Shaheen issued a statement on Monday mourning his death. In March 2014, Cone retired as commander of U.S. Army's Training and Doctrine Command, which oversees training, recruitment and new equipment integration for the Army.
As commander of III Corps, Cone deployed to Iraq to serve as deputy commanding general for operations, the second highest-ranking military officer in Iraq, said Shaheen, a New Hampshire Democrat.
Cone was responsible for operations throughout the country, including the development and training of Iraqi Security Forces.
"In his nearly 35-year military career, Gen. Cone rose through the ranks of the U.S. Army to become a distinguished four-star general and he leaves behind a legacy of hard work, grit and dedication to our Armed Forces," Shaheen said.
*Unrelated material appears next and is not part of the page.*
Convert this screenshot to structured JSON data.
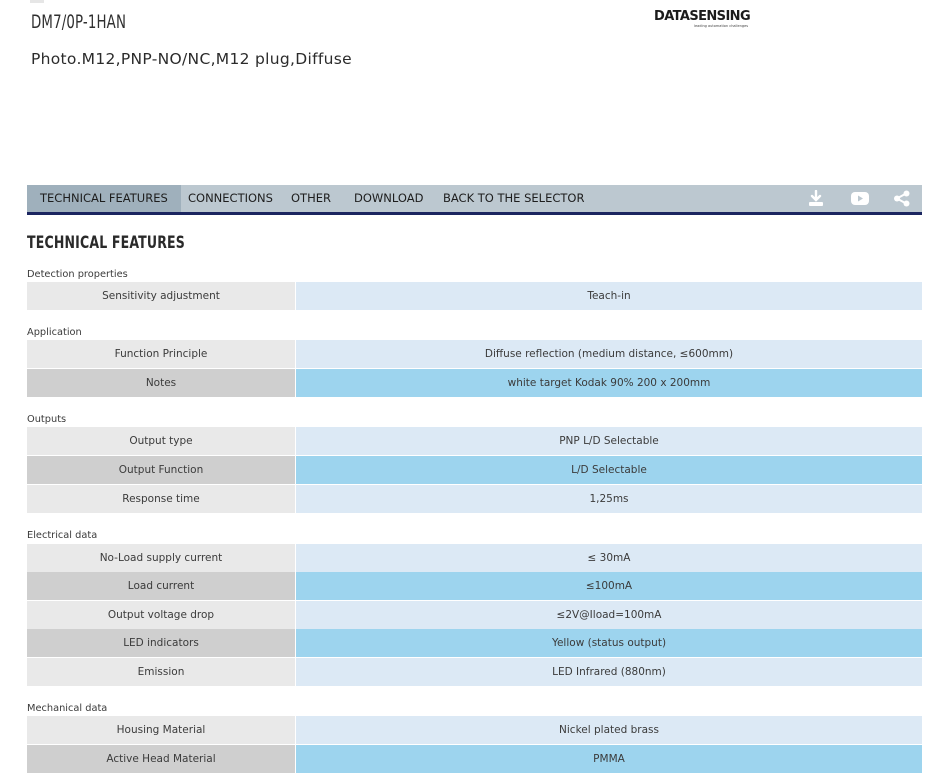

"Gen. Cone devoted his life to preserving freedom at home and abroad, serving in Iraq, Afghanistan, Qatar, Kuwait and Germany, and his distinguished career has made New Hampshire proud. My thoughts are with Gen. Cone's family -- the Granite State mourns your loss and we are grateful for your family's service to this country."
Cone was widely praised for his calm and compassionate leadership as commander of Fort Hood in 2009, after an Army psychiatrist opened fire, killing 12 soldiers and one civilian and injuring 32 others at the Texas base.
At a memorial service for the victims, Cone praised the courage of soldiers who during the attack rushed to "do what soldiers do best: to take care of one another."
According to previous news accounts, he grew up in a working class Manchester family that was headed by a factory worker.
He was a 'C' student at Memorial High School and "not exceptional at anything," he told students there. But a guidance counselor encouraged him to focus, and former football coach Bob Chabot encouraged him to apply for West Point.
He told Memorial students that the greatest privilege one can ever have is to lead America's sons and daughters into combat.